In campaign ads, Republican Glenn Youngkin boasts that he spent the last three decades “building business and creating jobs, leading a team of nearly 2,000 people who trusted me to get things done.” As co-CEO of the private equity firm the Carlyle Group, Youngkin was also party to one of the most contentious music rights disputes in recent memory — Scooter Braun’s purchase of Big Machine, the record label where Taylor Swift recorded her early hits.
Now, 25 days out from election day, that sordid history is becoming a central plot point in the closely contested race for Virginia governor. It also led to a frantic scramble to yank merchandise emblazoned with a Swift trademark. Earlier this week, former Virginia Gov. Terry McAuliffe — seeking a second non-consecutive term in office — launched a five-figure ad buy on Facebook, Instagram and Google, drawing attention to Youngkin’s role in the fight over Taylor Swift’s back catalogue.
To review: back in 2019, Braun’s Ithaca Holdings acquired Scott Borchetta’s Big Machine Label Group in a deal financially underwritten by the Carlyle Group. Under the agreement, the masters for Swift’s first six albums became Braun’s property. Swift — who has a long, unhappy personal history with both Braun and his clients Justin Bieber and Kanye West — was devastated. She posted a lengthy statement appealing to Youngkin and his colleagues at Carlyle to pull out of the deal. “I’m especially asking for help from the Carlyle Group, who put up the money for the sale of my music to these two men,” the popstar wrote on Tumblr at the time. “I just want to be able to perform my own music.”
The deal ultimately went through, despite Swift’s public pleas, to which Youngkin never publicly responded. (At the time, Youngkin’s co-CEO, Kewsong Lee, defended Carlyle’s financing of the deal, saying, “I’ve got every confidence in the world that it’s going to turn out to be a successful investment.”) Swift, who decided to re-record her first six albums in an effort to prevent Braun from profiting from her music, would go on to call out both Carlyle and the private equity industry more broadly after the sale. “Private equity is what enabled this man to think… that he could buy me,” Swift said in a speech at the Billboard Music awards that year. (A rep for Youngkin did not immediately reply to a request for comment.)

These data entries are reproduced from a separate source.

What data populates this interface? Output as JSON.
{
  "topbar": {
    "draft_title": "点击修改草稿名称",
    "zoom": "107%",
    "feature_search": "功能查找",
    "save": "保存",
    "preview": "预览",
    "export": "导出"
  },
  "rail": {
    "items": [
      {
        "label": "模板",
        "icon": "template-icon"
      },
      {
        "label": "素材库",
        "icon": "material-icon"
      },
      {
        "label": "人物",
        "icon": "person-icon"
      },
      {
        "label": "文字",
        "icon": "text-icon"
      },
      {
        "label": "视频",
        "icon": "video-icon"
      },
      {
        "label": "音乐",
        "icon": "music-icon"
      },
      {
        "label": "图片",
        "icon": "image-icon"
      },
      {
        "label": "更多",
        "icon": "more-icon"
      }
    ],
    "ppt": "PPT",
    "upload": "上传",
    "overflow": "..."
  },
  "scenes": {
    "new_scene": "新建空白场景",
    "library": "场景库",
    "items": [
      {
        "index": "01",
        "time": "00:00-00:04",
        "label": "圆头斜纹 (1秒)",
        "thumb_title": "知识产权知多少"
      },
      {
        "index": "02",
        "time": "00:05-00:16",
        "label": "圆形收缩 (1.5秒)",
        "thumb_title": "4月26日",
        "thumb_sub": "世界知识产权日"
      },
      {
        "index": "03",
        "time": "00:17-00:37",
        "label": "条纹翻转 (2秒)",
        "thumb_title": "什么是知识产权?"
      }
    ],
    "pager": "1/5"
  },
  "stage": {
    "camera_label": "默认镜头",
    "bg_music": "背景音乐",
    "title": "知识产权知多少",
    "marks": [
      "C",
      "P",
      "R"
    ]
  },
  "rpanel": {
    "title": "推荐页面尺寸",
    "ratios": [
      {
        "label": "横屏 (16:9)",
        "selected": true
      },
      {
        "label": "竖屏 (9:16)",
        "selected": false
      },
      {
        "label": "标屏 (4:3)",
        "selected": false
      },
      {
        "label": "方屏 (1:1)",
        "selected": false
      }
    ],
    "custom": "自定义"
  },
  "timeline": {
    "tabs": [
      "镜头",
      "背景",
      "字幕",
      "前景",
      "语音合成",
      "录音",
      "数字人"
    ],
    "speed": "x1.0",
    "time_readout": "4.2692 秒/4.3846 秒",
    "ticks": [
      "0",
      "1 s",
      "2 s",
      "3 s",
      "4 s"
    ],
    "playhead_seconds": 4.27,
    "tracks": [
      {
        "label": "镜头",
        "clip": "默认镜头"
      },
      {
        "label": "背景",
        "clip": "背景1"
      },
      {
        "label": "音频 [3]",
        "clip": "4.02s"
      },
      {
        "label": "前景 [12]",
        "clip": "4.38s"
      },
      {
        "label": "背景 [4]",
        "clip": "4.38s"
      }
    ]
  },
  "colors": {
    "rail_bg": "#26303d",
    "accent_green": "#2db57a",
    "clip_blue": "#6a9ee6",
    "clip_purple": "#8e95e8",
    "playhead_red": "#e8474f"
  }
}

The McAuliffe campaign ads, which feature Swift’s image and plays on her lyrics (e.g. “’Cause Glenn, now we got bad blood…” and “Play Stupid Games, Win Stupid Prizes”), debuted earlier this week and are micro-targeted at Swift fans and anyone else who searches her name. The Virginia Democratic Party, backing McAuliffe’s bid, even got in on the fun with tweets like, “There’s bad blood between @taylorswift13 and @GlennYoungkin. Glenn has made clear that he will rip anyone off in order to make a profit. If he’ll do this to Taylor Swift — he’ll do it to Virginians.”
Ironically, though, the McAuliffe campaign did not secure Swift’s permission ahead of launching an ad campaign skewering Youngkin for profiting off the popstar’s work and image without her consent. (A spokesperson for McAuliffe confirmed to Rolling Stone earlier this week that the campaign had not had “direct contact” with Swift’s team prior to the ad buy.)
Virginia Democrats would have good reason to believe Swift would bless the effort — after all, she is clearly not a fan of the Carlyle Group and has been vocally supportive of Democratic candidates. (She threw her full weight of her star power, for example, behind the Senate candidacy of Phil Bredesen in her home state of Tennessee back in 2018.)
So it raised eyebrows when a line of Taylor Swift merchandise was abruptly pulled from the Virginia Democrats’ website on Thursday. The Washingtonian was first to report that, shortly after tweeting “tis the damn season to get your swifties against youngkin merchandise” on Thursday morning, the party deleted both the tweet and but purchase pages for sweatshirts, mugs, and buttons featuring the slogan. They subsequently deleted the entire category of products from its site.
A source close to the situation says the items were removed from the site out of an abundance of caution — those responsible for creating the merchandise weren’t aware that the pop star holds a trademark on the term “Swifties.” The same source, who was not aware of any request from Swift’s team to remove the merchandise, added that refunds were processed for any individuals who bought the items in the short window when they were available online. (Swift’s publicist did not respond to requests for comment.)
Election day in Virginia is November 2nd; Red, Taylor’s Version, comes out November 12th.